» **BRIEF**
Look for the word "value" in the data below, and copy every line that holds it.

» **EXERCISE INPUTS**
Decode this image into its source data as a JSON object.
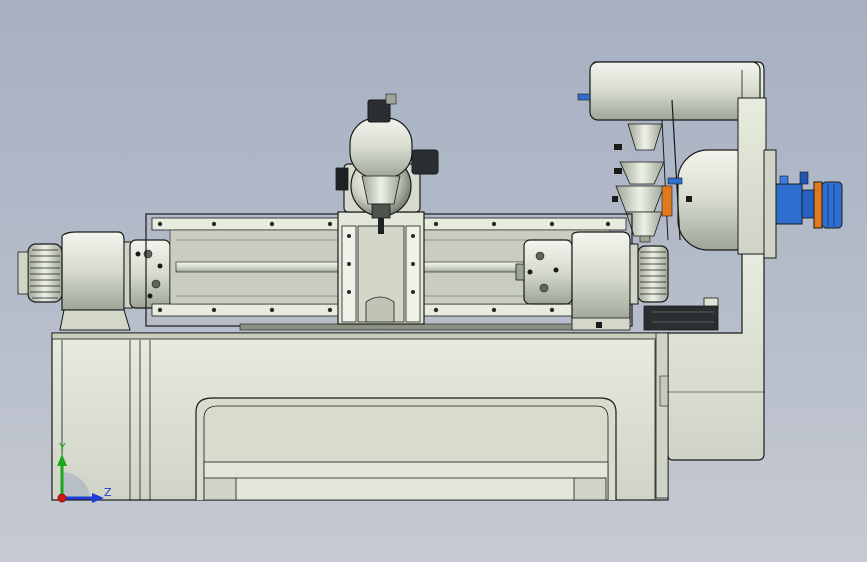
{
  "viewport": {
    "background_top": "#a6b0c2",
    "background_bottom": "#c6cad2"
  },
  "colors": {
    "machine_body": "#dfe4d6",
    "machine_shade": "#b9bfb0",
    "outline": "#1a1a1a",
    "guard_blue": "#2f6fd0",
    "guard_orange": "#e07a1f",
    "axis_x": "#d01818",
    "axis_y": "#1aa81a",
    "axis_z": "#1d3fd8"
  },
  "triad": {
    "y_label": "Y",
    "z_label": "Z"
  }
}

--

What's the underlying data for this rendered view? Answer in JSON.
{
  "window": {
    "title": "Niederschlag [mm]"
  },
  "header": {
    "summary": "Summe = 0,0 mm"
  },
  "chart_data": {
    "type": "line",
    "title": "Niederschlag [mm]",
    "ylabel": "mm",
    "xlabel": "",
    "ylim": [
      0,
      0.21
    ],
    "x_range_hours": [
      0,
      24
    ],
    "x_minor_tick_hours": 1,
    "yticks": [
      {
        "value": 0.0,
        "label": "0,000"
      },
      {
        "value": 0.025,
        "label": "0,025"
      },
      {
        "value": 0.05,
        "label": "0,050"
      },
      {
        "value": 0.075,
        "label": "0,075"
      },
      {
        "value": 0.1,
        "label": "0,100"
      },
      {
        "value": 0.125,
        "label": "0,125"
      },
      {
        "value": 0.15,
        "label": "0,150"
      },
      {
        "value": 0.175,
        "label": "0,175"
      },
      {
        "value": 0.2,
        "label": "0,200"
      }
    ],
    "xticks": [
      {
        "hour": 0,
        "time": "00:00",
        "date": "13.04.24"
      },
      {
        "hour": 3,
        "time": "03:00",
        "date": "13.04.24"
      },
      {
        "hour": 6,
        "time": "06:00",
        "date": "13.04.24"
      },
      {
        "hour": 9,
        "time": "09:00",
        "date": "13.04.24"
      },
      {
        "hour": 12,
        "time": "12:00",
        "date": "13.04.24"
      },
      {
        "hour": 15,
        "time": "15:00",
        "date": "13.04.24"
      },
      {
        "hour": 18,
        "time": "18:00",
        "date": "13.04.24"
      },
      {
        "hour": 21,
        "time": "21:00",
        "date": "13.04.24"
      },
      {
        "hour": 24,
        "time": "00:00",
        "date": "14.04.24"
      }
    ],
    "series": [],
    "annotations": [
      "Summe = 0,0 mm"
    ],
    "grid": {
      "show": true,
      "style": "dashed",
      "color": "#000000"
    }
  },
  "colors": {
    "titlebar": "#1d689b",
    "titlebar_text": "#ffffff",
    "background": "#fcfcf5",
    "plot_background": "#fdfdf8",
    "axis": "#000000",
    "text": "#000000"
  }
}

» **ANSWER FOR THE TASK**
        "value": 0.0,
        "value": 0.025,
        "value": 0.05,
        "value": 0.075,
        "value": 0.1,
        "value": 0.125,
        "value": 0.15,
        "value": 0.175,
        "value": 0.2,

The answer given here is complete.